Lab 13. Separate compilation

Lab 13. Separate compilation

How to submit your code

Each program (the source code .cpp files + Makefile) should be submitted through Blackboard (Course Materials > Lab).

You can submit all your programs at the end of the lab session in one submission. This way, we can hopefully avoid the situation when you are quickly writing your program, immediately uploading it to Blackboard, but then, say 10 minutes later, realizing that there is a bug in it.

Basically, submit when you are sure that it will be your final version.

Each program should start with a comment that contains your name and a short program description, for example:

  Author: Your Name 
  Description: Lab 1. Task 1. Hello world

You can submit incomplete programs, but their “incomplete” status must be clearly mentioned in the comment to the program. In this case, also briefly describe what is implemented, and what is not.

Intro 1. Makefiles

To execute multiple commands in particular order, taking into account dependencies between the files, one can use the program called make

A trivial case is when you just want to compile a single file program program.cpp, a Makefile may look as follows (Note that indentation symbols should be TABs, not simple spaces, otherwise it would not work):

all: program

program: program.cpp
    g++ -Wall -o program program.cpp

    rm program 

If you have both the cpp file and the Makefile in your current working directory, simply type:


The program will take your Makefile, read and execute it. By default it will perform the first rule it finds. In this case, the first rule is the target called all. This rule does not do anything by itself, but it requires to call another rule, program, which actually builds your program. And now you can run the program you just built:


You can explicitly ask make to execute a particular rule, for example:

make all


make clean

Intro 2. Breaking a program into several files

The program used in the previous section can be broken down into three files:

Both .cpp files must be built with g++ separately:

g++ -c intset.cpp
g++ -c main.cpp
g++ -o prog intset.o main.o

Also note that both of the files depend on the header file, because both include it with the preprocessor directive #include. The dependencies diagram looks like this.

Every time some source code file (.cpp or .h) gets updated, the files that depend on it must be updated!

Let’s use make to do this automatically. Instead of calling g++ three times every time we want to build the program, we can write a Makefile to do this work:

# The main goal is build the executable "prog"
all: prog

# To build the program prog, two object files 
# "intset.o" and "main.o" must be built,
# then we can link them and produce the executable:
prog: intset.o main.o 
    g++ -Wall -o prog intset.o main.o

intset.o: intset.cpp intset.h
    g++ -Wall -c intset.cpp

main.o: main.cpp intset.h
    g++ -Wall -c main.cpp

# Remove the object files and the executable "prog"
    - rm -rf *.o prog
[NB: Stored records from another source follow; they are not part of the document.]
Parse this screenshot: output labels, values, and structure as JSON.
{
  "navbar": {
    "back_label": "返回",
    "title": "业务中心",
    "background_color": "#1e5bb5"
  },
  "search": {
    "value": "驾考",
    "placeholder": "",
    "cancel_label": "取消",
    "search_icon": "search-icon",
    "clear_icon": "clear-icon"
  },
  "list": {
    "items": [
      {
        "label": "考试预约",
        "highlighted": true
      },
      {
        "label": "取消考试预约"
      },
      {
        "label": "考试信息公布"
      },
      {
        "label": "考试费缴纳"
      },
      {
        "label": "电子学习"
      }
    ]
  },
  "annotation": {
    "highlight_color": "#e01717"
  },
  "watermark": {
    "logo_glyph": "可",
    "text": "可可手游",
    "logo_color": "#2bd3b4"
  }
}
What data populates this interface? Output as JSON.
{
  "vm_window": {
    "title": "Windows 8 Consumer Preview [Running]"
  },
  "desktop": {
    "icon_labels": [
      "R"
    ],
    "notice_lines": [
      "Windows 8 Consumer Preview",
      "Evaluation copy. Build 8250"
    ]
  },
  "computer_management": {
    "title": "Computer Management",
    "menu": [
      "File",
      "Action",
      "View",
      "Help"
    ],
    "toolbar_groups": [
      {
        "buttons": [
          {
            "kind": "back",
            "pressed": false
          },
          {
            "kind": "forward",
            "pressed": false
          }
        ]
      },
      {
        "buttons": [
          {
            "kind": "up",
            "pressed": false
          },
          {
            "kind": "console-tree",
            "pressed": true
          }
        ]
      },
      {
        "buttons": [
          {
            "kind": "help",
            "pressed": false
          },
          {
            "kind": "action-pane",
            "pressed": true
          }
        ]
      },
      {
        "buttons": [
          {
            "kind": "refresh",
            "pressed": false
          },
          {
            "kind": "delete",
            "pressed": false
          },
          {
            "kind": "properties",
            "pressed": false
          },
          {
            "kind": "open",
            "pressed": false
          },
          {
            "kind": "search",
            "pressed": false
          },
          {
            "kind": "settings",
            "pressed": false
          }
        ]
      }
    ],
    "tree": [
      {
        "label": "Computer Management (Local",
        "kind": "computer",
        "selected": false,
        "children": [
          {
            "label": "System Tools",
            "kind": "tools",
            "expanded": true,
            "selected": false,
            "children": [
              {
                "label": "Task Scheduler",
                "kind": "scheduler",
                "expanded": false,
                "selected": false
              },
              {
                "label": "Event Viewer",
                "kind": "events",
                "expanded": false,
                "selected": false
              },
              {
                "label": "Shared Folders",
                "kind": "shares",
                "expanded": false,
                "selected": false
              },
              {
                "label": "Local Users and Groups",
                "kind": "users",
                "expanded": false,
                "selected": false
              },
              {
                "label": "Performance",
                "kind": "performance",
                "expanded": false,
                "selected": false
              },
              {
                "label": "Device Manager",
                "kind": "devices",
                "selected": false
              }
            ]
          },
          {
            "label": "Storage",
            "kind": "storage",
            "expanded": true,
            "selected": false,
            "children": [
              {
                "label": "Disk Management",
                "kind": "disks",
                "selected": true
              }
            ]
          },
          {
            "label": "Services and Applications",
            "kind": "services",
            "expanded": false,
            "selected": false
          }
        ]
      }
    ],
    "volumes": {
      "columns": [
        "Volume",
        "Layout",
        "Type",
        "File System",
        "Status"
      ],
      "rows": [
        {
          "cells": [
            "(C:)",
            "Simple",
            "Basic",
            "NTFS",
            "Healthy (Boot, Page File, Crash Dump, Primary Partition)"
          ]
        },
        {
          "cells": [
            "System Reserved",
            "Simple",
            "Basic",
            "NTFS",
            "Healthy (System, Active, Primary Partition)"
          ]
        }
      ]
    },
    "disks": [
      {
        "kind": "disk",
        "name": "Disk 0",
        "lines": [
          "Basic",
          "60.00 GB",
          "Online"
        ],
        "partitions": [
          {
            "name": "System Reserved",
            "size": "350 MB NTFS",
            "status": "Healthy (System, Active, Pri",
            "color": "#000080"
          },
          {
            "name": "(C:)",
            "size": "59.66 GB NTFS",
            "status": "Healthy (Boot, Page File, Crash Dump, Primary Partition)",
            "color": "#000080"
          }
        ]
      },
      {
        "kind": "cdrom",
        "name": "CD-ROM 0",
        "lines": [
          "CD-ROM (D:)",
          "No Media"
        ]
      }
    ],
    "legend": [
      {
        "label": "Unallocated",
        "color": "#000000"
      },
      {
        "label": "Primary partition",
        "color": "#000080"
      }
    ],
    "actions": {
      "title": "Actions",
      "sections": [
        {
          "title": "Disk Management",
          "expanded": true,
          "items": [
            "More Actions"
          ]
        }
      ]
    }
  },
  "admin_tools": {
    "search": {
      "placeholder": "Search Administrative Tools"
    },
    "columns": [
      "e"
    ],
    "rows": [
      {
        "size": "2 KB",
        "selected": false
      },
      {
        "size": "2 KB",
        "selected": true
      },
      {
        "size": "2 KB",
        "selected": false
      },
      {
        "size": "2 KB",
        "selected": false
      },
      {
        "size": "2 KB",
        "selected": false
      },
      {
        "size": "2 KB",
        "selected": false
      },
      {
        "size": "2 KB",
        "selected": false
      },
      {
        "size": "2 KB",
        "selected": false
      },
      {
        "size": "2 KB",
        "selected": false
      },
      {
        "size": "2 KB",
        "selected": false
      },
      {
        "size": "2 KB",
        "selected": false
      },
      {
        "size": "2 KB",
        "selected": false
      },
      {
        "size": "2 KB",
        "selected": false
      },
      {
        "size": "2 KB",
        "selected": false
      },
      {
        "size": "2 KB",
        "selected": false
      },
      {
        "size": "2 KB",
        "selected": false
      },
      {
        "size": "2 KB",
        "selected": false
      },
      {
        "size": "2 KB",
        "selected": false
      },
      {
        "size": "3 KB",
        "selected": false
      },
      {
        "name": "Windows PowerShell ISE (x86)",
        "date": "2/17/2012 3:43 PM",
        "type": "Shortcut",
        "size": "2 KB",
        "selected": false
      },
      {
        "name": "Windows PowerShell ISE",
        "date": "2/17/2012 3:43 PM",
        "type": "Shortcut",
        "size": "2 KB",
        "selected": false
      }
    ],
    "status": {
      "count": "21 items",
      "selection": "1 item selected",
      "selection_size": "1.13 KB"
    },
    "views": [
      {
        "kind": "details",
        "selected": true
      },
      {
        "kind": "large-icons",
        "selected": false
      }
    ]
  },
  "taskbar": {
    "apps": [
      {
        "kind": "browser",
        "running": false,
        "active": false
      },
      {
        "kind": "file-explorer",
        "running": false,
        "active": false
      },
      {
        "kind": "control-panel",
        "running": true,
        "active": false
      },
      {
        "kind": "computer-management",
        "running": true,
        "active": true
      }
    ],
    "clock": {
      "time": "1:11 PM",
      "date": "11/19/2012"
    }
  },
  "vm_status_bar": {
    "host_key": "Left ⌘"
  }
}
Task 0A (Don’t submit).

Read the sections Intro-1 and Intro-2. For each download the source code files, the Makefile, and build the program using make.

Task 0B (Don’t submit).

Examine the files from the Intro-2. Observe how the previously monolithic program program.cpp was divided into three separate files. The declarations of the class IntSet are put into its header file, and its implementation is is now in its own .cpp file.

The contents of each header file are enclosed into #ifndef preprocessor directive that prescribes that the header is included into the .cpp files only once.

#ifndef INTSET_H
#define INTSET_H



All source code files (.cpp or .h) that call functions or use other names declared in the header files, have to include those header files, for exmaple:

#include "intset.h"

Task 1.

In this task you will be given a C++ program and its Makefile, and you have to divide it into mutiple files.

>>> Download: generate.cpp and Makefile <<<

This program generates a random graph (mathematical object = set of nodes together with the set of edges that connect the nodes). In particular, it produces Erdos-Renyi random graph.

To run the program, it requires two parameters, the number of nodes and the filename to save the file, for example:

./generate 100

The result is saved in the dot-format that can be converted into a graphics file (PDF in this case) using the program Graphviz, with the following command:

dot -O -Tpdf -Kfdp

Your task will be to gradually change the program, eventually dividing it into 7 files:

  1. First, separate the class Random into random.cpp and random.h, the rest of the code keep in the program main.cpp. Make sure it compiles and works correctly. Only then move on to the next step. Use the IntSet example as a model.

  2. The same way, separate the class Graph into graph.cpp and graph.h.

  3. Separate the function save_graph() in its own dot.cpp and dot.h